2. Increase the number of Network Adapters.

3. Update Wireless Adapter by right-clicking on it and restarting your computer.

4. If that isn’t enough, right-click your Wireless Network Adapter and select Properties from the context menu.

5. Toggle to the Details tab.

6. From the drop-down menu, choose Hardware Ids.

7. Paste the first line into your browser.

8. Locate and download the driver from the official OEM support website.

9. Restart your computer after installing the driver.

Step 7: Turning Off IPv4 Or IPv6

Finally, you might try disabling one of the web protocols and proceeding from there. IPv6 (Internet Protocol Version 6) is a new set of standard protocols for the internet’s network layer. IPv6’s design is to resolve several issues with the current version of the Internet Protocol suite (known as IPv4), including address depletion, security, auto-configuration, extensibility, and so on. 

IPv6 enhances the internet’s capabilities by enabling new applications, such as peer-to-peer and mobile applications. These protocols usually work well together; however, a lack of synergy might cause problems. 

You can disable either the former or the latter, but not both. Remember that IPv4 should make most older Wi-Fi cards easier to use.

The following are the methods to disable IPv4 or IPv6 on Windows 10:

1. Right-click the Wireless Network symbol in the taskbar’s notification area, then choose Open Network and Internet Settings.

2. Change the adapter settings by clicking the Change adapter settings button.

3. Open Properties by right-clicking on your Wi-Fi adaptor.

4. Disable IPv6, check for changes, and seek ways to improve.

5. In the case that the problem persists, re-enable IPv6 while disabling IPv4.


We’ve become so accustomed to Wi-Fi being readily available for playing video games, streaming our favorite TV shows, and allowing us to work from home that we hardly think twice about being connected until there’s an issue.

A lost connection can disturb your daily routine, but most Wi-Fi difficulties are simple to resolve.
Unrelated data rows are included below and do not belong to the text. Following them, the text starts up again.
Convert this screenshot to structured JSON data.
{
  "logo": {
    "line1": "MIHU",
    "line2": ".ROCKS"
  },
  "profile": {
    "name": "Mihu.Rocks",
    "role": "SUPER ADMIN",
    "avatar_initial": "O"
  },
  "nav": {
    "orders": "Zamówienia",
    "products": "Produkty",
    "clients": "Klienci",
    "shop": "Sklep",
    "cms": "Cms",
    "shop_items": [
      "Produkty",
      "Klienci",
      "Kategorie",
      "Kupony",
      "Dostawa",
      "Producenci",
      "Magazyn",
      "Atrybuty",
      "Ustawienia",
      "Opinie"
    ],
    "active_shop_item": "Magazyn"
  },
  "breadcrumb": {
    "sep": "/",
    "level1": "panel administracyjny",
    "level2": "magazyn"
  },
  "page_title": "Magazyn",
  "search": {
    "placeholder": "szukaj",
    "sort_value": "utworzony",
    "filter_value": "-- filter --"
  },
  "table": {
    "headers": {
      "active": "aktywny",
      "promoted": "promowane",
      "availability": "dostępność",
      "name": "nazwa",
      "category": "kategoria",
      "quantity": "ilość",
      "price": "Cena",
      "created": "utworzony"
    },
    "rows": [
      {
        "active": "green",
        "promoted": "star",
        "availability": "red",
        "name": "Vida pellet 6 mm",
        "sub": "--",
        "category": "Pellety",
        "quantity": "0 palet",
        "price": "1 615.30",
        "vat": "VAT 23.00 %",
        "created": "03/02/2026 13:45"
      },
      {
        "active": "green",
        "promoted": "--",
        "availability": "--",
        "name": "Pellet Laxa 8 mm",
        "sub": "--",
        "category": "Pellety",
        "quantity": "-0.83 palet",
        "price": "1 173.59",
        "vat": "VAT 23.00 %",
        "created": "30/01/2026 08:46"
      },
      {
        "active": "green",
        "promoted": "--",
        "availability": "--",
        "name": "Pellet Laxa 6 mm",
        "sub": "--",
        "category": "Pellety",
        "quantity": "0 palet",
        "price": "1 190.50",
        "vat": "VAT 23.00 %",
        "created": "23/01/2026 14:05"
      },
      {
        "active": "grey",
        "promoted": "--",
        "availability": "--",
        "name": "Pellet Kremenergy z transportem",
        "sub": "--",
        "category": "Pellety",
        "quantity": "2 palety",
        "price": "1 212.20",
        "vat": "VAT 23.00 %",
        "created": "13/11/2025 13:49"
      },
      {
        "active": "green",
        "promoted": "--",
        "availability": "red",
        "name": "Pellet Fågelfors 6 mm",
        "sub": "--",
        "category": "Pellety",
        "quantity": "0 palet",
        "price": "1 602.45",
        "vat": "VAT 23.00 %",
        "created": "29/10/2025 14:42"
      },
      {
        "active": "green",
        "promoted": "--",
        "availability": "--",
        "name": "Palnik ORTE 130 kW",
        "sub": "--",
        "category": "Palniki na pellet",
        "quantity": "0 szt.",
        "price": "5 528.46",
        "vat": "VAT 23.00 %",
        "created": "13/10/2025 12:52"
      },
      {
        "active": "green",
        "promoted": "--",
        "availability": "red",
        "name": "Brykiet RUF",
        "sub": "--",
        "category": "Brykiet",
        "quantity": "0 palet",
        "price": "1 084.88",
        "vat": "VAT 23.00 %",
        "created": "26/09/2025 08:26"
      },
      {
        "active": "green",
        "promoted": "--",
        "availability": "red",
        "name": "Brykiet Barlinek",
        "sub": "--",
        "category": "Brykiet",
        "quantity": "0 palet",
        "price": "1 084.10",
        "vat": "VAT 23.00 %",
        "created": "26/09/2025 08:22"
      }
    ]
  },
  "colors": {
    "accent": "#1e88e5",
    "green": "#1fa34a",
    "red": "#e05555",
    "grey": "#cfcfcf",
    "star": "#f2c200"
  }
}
Try the steps listed above if your Wi-Fi isn’t working, but your Ethernet is.